+++ Listed records +++
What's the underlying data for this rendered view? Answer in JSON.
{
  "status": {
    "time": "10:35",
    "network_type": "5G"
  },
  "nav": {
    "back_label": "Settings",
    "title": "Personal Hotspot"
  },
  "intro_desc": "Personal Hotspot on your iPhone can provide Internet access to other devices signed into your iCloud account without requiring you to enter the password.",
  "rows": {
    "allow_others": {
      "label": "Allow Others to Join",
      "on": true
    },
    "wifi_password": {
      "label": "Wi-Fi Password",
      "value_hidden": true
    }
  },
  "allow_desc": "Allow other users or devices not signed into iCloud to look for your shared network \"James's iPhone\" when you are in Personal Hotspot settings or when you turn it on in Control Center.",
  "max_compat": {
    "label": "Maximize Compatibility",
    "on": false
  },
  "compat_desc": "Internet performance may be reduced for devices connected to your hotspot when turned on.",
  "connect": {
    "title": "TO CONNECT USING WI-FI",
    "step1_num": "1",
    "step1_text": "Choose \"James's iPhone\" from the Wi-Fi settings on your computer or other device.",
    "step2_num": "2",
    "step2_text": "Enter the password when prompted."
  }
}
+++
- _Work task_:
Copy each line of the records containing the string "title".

- _Reply to the task_:
    "title": "Personal Hotspot"
    "title": "TO CONNECT USING WI-FI",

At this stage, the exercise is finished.